= Beginning of Section =
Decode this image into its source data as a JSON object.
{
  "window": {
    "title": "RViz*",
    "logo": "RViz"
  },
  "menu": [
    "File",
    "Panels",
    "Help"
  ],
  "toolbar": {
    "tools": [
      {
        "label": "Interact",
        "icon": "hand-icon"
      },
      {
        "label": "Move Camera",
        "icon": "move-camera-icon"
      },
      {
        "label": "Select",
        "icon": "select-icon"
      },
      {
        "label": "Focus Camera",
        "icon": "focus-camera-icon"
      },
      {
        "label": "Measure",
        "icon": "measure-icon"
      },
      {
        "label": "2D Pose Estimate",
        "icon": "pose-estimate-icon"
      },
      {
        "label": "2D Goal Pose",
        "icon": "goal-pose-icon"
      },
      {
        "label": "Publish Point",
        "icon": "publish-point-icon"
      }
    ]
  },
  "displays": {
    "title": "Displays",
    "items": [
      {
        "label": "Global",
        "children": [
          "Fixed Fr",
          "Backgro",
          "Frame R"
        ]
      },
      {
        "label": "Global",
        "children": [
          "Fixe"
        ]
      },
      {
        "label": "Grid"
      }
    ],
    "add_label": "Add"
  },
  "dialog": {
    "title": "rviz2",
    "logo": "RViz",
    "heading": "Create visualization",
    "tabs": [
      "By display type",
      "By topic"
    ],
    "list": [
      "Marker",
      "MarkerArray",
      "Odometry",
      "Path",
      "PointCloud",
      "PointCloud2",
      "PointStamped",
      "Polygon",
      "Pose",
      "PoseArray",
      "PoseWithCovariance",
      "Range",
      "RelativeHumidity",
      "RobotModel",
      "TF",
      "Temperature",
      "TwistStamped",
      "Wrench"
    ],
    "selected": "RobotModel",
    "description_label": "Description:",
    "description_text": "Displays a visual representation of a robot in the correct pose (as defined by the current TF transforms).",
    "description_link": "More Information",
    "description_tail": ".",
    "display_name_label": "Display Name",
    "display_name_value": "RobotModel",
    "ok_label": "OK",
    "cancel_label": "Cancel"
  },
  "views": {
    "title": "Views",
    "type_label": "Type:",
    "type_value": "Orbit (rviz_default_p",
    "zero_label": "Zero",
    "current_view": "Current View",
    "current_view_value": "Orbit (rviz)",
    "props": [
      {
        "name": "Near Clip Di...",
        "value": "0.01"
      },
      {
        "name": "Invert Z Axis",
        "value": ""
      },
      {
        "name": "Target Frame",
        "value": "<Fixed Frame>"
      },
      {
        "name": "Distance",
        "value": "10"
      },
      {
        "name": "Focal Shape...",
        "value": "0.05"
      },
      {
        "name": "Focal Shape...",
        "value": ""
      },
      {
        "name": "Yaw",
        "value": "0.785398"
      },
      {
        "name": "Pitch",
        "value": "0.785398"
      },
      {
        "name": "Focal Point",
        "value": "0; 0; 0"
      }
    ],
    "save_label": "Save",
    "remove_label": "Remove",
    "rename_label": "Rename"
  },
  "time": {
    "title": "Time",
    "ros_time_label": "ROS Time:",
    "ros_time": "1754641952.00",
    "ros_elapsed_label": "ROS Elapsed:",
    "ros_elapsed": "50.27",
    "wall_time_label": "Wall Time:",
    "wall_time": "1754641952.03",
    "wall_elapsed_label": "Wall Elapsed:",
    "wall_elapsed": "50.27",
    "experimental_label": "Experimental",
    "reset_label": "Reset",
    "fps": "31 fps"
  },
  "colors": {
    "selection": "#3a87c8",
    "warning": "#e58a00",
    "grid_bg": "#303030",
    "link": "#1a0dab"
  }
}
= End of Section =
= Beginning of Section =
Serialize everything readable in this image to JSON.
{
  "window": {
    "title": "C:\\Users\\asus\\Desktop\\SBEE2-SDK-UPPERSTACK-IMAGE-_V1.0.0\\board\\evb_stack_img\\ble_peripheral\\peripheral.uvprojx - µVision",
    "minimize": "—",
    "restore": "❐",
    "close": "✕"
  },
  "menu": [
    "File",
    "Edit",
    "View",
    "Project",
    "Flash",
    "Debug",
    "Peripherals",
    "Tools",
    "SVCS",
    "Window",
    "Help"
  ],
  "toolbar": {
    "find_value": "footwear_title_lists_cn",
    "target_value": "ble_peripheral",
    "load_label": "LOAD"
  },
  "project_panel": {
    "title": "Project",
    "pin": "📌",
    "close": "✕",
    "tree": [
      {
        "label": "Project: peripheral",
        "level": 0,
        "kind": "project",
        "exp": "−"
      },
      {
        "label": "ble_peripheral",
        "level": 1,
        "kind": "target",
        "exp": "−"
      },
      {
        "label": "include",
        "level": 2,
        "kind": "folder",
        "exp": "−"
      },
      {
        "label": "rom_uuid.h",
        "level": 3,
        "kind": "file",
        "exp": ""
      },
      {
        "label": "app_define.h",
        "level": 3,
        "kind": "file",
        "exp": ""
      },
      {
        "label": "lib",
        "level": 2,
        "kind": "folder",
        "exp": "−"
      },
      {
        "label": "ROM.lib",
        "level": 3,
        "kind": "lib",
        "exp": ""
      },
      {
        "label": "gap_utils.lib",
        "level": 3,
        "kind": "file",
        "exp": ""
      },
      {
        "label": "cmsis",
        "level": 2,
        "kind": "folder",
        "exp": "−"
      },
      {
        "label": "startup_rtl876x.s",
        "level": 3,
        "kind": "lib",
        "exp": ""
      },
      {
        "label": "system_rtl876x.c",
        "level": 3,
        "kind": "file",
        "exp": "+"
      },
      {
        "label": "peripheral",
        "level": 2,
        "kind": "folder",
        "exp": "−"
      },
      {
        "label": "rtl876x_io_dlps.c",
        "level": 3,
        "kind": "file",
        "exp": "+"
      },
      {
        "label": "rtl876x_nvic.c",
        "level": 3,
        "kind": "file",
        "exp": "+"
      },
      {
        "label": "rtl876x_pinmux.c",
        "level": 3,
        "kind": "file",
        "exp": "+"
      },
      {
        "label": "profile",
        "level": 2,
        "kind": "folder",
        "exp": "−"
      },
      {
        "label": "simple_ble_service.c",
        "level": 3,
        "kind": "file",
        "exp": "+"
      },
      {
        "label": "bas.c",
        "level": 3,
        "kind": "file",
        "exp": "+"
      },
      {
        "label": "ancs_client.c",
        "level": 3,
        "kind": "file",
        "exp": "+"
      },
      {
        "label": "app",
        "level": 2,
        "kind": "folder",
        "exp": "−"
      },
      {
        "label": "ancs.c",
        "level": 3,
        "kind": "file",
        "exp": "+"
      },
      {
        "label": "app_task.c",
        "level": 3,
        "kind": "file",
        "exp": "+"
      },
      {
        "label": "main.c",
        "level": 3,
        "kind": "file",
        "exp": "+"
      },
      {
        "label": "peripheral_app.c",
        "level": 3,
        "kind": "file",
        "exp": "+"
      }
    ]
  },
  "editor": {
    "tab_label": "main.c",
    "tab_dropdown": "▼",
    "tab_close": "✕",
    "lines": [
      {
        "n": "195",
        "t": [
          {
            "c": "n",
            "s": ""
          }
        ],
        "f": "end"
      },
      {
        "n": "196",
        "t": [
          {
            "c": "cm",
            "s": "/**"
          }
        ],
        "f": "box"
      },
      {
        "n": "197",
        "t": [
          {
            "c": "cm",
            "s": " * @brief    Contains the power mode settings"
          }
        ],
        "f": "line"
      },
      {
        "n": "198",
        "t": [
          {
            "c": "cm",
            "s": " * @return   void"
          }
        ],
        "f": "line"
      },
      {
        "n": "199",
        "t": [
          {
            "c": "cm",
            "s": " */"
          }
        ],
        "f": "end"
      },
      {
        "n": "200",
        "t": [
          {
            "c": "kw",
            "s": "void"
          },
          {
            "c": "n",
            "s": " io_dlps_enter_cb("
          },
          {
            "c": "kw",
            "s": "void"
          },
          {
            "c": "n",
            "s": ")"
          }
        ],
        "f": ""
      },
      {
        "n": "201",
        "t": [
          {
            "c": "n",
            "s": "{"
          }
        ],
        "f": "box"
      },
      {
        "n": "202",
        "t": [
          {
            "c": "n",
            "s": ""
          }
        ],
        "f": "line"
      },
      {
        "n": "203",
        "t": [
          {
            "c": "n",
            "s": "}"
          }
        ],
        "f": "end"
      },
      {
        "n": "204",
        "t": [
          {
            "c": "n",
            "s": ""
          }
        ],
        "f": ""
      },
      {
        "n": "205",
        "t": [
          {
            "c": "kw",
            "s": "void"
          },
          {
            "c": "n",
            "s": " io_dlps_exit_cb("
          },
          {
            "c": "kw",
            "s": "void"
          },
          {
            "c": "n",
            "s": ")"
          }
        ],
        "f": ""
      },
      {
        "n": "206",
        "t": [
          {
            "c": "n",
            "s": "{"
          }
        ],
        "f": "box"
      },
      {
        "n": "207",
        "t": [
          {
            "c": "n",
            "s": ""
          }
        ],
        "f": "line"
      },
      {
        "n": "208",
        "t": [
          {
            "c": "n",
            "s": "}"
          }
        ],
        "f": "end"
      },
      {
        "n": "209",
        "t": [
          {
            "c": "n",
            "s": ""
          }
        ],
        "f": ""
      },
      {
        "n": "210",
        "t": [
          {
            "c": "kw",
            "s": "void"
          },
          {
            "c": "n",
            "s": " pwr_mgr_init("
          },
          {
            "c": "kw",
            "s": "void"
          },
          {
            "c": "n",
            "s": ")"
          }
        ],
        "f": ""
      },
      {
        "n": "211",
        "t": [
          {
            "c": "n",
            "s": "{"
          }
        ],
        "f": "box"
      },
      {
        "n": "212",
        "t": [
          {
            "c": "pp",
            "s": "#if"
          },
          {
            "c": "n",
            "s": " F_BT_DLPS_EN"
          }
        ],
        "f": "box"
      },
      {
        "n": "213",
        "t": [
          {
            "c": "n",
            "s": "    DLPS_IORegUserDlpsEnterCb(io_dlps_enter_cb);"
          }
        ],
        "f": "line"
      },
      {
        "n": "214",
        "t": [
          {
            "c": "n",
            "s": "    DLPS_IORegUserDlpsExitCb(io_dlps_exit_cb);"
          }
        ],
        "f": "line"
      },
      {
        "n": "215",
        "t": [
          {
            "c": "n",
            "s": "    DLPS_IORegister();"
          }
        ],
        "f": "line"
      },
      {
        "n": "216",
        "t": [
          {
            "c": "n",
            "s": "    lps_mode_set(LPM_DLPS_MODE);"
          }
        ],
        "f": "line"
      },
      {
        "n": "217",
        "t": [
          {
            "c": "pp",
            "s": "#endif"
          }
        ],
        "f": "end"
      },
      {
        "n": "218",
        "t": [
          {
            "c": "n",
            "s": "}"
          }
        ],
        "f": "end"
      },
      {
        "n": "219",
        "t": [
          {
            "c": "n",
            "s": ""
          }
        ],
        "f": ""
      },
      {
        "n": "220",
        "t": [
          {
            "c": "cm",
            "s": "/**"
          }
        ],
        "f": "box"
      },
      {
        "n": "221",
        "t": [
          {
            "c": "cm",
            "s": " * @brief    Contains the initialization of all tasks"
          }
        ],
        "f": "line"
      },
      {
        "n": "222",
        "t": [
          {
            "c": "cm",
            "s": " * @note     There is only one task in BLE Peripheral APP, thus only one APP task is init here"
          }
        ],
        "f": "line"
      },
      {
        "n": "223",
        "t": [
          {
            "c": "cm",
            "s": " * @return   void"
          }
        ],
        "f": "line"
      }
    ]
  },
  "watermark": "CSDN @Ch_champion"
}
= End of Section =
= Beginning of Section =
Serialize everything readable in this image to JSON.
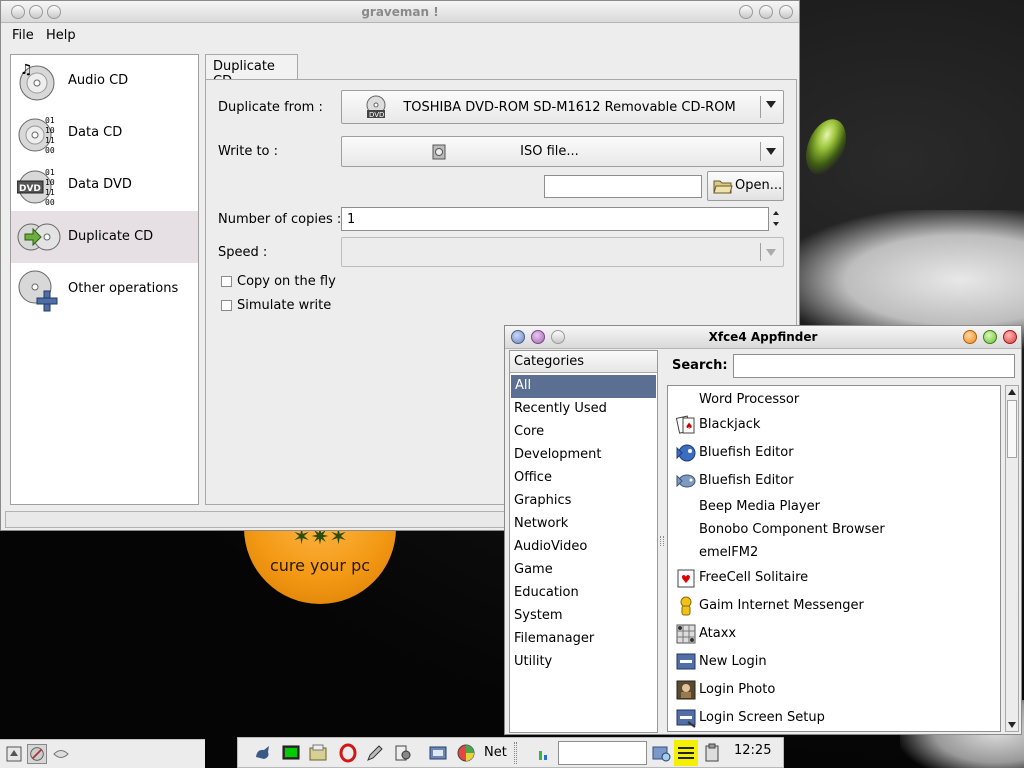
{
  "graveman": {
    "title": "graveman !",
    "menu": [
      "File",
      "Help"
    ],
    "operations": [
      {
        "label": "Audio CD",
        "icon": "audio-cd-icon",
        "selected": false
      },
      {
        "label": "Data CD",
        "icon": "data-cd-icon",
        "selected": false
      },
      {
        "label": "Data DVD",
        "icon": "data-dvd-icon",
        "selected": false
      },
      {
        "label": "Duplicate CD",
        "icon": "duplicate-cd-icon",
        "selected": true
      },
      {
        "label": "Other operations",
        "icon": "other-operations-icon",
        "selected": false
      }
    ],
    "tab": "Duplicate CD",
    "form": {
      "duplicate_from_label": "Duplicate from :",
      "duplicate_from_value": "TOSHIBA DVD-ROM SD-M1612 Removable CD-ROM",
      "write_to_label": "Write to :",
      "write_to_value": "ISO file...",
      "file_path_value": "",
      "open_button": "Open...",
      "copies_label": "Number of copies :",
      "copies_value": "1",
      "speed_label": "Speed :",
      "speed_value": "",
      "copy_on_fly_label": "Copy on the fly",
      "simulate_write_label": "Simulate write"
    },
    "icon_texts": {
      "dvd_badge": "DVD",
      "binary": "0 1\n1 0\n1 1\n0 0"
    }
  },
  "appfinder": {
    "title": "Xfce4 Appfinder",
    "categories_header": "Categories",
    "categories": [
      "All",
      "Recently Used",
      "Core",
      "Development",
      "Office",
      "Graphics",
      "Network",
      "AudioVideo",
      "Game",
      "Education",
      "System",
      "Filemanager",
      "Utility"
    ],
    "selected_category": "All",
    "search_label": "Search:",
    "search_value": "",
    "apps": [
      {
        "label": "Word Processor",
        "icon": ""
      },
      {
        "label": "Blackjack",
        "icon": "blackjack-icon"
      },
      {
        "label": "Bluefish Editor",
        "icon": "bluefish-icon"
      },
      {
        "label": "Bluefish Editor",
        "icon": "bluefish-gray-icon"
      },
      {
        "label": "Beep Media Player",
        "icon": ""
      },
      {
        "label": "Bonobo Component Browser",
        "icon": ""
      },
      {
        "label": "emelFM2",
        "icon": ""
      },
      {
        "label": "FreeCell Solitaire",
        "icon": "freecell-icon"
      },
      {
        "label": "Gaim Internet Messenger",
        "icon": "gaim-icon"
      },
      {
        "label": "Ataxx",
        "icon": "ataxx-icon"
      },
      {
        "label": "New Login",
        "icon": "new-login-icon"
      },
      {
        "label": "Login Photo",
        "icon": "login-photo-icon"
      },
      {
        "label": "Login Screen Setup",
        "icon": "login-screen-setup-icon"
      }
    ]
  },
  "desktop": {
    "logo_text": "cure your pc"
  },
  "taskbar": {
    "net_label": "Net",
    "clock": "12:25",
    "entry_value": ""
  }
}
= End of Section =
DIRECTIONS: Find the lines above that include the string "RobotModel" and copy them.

EXERCISE ANSWER:
      "RobotModel",
    "selected": "RobotModel",
    "display_name_value": "RobotModel",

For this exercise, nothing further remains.